Please note that while you can expect all Thai-Chinese families and most Thai families to return the dowry money and even add some more, you cannot expect Isaan families to do the same. I would not write anything specific about the tradition in Isaan, because I do not know it very well. However, according to my father, they have a different mindset: something about rewarding the parents for raising their girls well. I strongly encourage you to trust your common sense regarding this matter. If anything seems fishy, ask your Thai friends. They would be able to clarify the issues for you somewhat.

Negotiation: If the bride’s family ask for what you consider to be too much, you can negotiate the amount. It would be best to ask your girlfriend to do the talk. Most families – good families would understand your reasoning. If you do not feel comfortable with the whole dowry concept, you can consult with your girlfriend and ask her to talk to her parents in your stead. If the family is more modern and westernised, they would not mind and you would not be expected to pay anything. If the family is more conservative, they would not like the fact that you do not bend to the Thai tradition. That is why I advise you to talk to the girlfriend first. She would know where her family stands in this matter and the best way to handle the situation.

Note: The author does not intend to justify the dowry money. I do not think that the tradition is bad, but that doesn't mean it is good though. I understand that this tradition might not make sense to you. It makes sense to me, because I am Thai. You aren’t Thai, so I don't expect you to fully understand or miraculously change your attitude towards this subject with a single essay. As for me, I know what my parents think and it’s not like the money is going anywhere, anyways so I don’t really mind. I would give my parents more if they ever ask. (My family has been on both sides of this custom, so trust me when I say I understand. My male cousin just got married last month and my family was so happy to pay. We felt a little intimidated when his bride’s parents returned all the money and gave the couple the same amount of money plus a house, though. The only thing that worried us was that his bride would not be able to stand him, really. :P)

Last, but not least, I would like to emphasise that Thai families value their daughter greatly. It is common for parents to be overprotective of the girls. (This is the same everywhere, but Thais really take being overprotective to a whole new level.) Most girls from middle class families would be shielded from the ‘bad’ parts of the world. You would not find these girls in Soi Cowboy, Patpong or any online dating sites… you know what I mean. Parents would only let their daughter marry the guy whom they can trust to take good care of her. So long as you prove yourself to be worthy of that trust, you should do fine.

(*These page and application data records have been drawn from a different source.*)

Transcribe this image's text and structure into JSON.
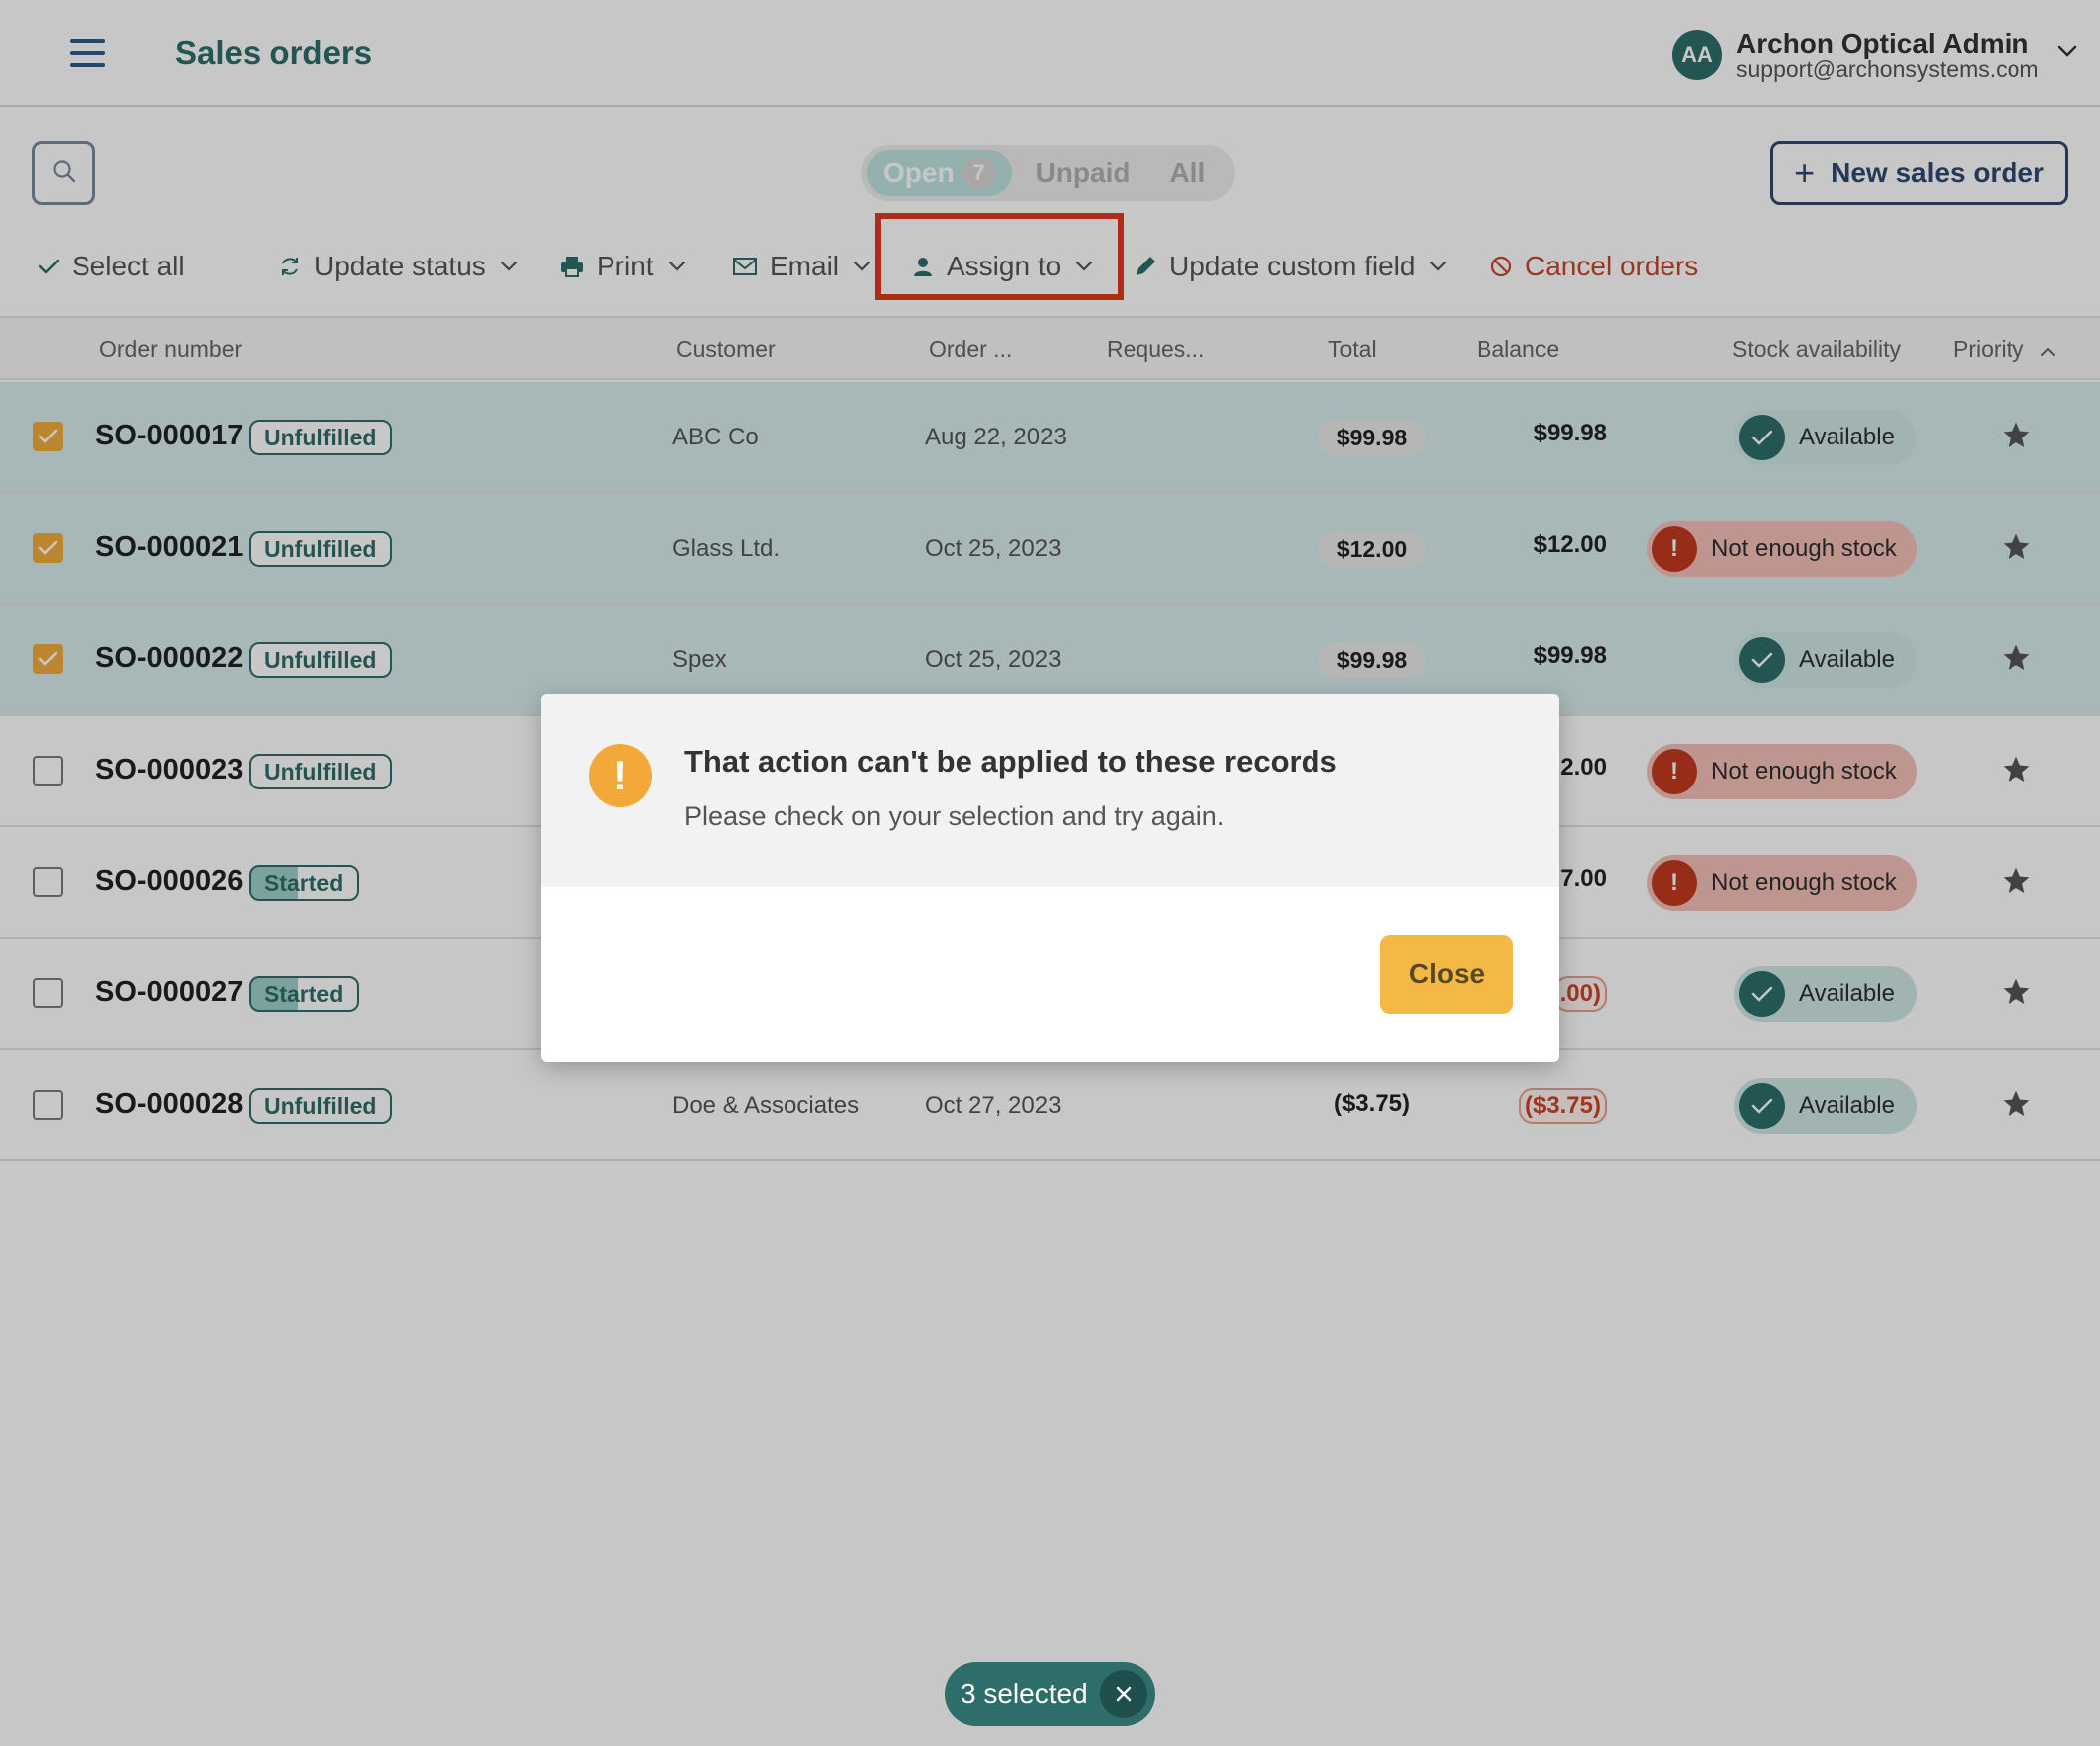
{
  "header": {
    "title": "Sales orders",
    "menu_icon": "hamburger-menu-icon",
    "user": {
      "initials": "AA",
      "name": "Archon Optical Admin",
      "email": "support@archonsystems.com"
    }
  },
  "tabs": [
    {
      "label": "Open",
      "count": "7",
      "active": true
    },
    {
      "label": "Unpaid"
    },
    {
      "label": "All"
    }
  ],
  "new_order_label": "New sales order",
  "actions": {
    "select_all": "Select all",
    "update_status": "Update status",
    "print": "Print",
    "email": "Email",
    "assign_to": "Assign to",
    "update_custom_field": "Update custom field",
    "cancel_orders": "Cancel orders"
  },
  "table": {
    "columns": [
      "Order number",
      "Customer",
      "Order ...",
      "Reques...",
      "Total",
      "Balance",
      "Stock availability",
      "Priority"
    ],
    "rows": [
      {
        "order": "SO-000017",
        "status": "Unfulfilled",
        "customer": "ABC Co",
        "date": "Aug 22, 2023",
        "total": "$99.98",
        "balance": "$99.98",
        "stock": "Available",
        "checked": true
      },
      {
        "order": "SO-000021",
        "status": "Unfulfilled",
        "customer": "Glass Ltd.",
        "date": "Oct 25, 2023",
        "total": "$12.00",
        "balance": "$12.00",
        "stock": "Not enough stock",
        "checked": true
      },
      {
        "order": "SO-000022",
        "status": "Unfulfilled",
        "customer": "Spex",
        "date": "Oct 25, 2023",
        "total": "$99.98",
        "balance": "$99.98",
        "stock": "Available",
        "checked": true
      },
      {
        "order": "SO-000023",
        "status": "Unfulfilled",
        "balance": "2.00",
        "stock": "Not enough stock",
        "checked": false
      },
      {
        "order": "SO-000026",
        "status": "Started",
        "balance": "7.00",
        "stock": "Not enough stock",
        "checked": false
      },
      {
        "order": "SO-000027",
        "status": "Started",
        "balance": ".00)",
        "stock": "Available",
        "checked": false
      },
      {
        "order": "SO-000028",
        "status": "Unfulfilled",
        "customer": "Doe & Associates",
        "date": "Oct 27, 2023",
        "total": "($3.75)",
        "balance": "($3.75)",
        "stock": "Available",
        "checked": false
      }
    ]
  },
  "dialog": {
    "title": "That action can't be applied to these records",
    "message": "Please check on your selection and try again.",
    "close_label": "Close"
  },
  "selection": {
    "label": "3 selected"
  },
  "colors": {
    "accent": "#2e6e6a",
    "warning": "#f3a939",
    "danger": "#c8452c",
    "highlight": "#e03a1e"
  }
}
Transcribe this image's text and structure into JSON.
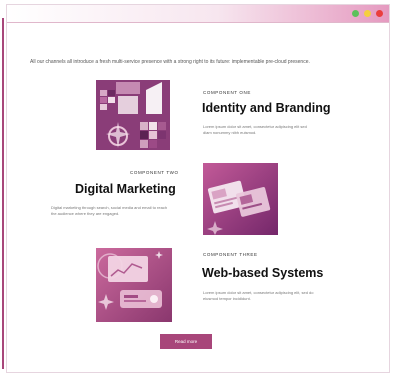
{
  "window": {
    "controls": [
      "green",
      "yellow",
      "red"
    ]
  },
  "intro": "All our channels all introduce a fresh multi-service presence with a strong right to its future: implementable pre-cloud presence.",
  "sections": [
    {
      "eyebrow": "COMPONENT ONE",
      "title": "Identity and Branding",
      "description": "Lorem ipsum dolor sit amet, consectetur adipiscing elit sed diam nonummy nibh euismod."
    },
    {
      "eyebrow": "COMPONENT TWO",
      "title": "Digital Marketing",
      "description": "Digital marketing through search, social media and email to reach the audience where they are engaged."
    },
    {
      "eyebrow": "COMPONENT THREE",
      "title": "Web-based Systems",
      "description": "Lorem ipsum dolor sit amet, consectetur adipiscing elit, sed do eiusmod tempor incididunt."
    }
  ],
  "cta": {
    "label": "Read more"
  },
  "colors": {
    "accent": "#a8467a",
    "deep": "#8a3d78",
    "light": "#e59ac0"
  }
}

There are many more topics I would like to write about, but I’ve been writing this for like an hour now so the rest would have to wait for another time. Please forgive my typos too.~

I really like your website, Mr. Stickman. It is fun to find out how foreigners view Thai people. I wonder if my foreign friends think of Thai girls the way most foreigners do. One of my friends even brought up the dowry money topic with me once. (It was followed by a 2-hour long discussion.)

I know I would get a review on this… If someone finds this article useful, you can expect more from me. :)

Best regards,

An Average Thai Girl





Stickman's thoughts:

It's great to get the thoughts on this most contentious issue from a middle class Thai lady.

Personally, I am simply unable to rationalise the concept of paying a dowry. That's my personal feeling. I know other Western men who feel the same, just as I know others who are willing to pay – and have paid.

Your thoughts on other issues in relationships between Thai women and Western men would be very welcome!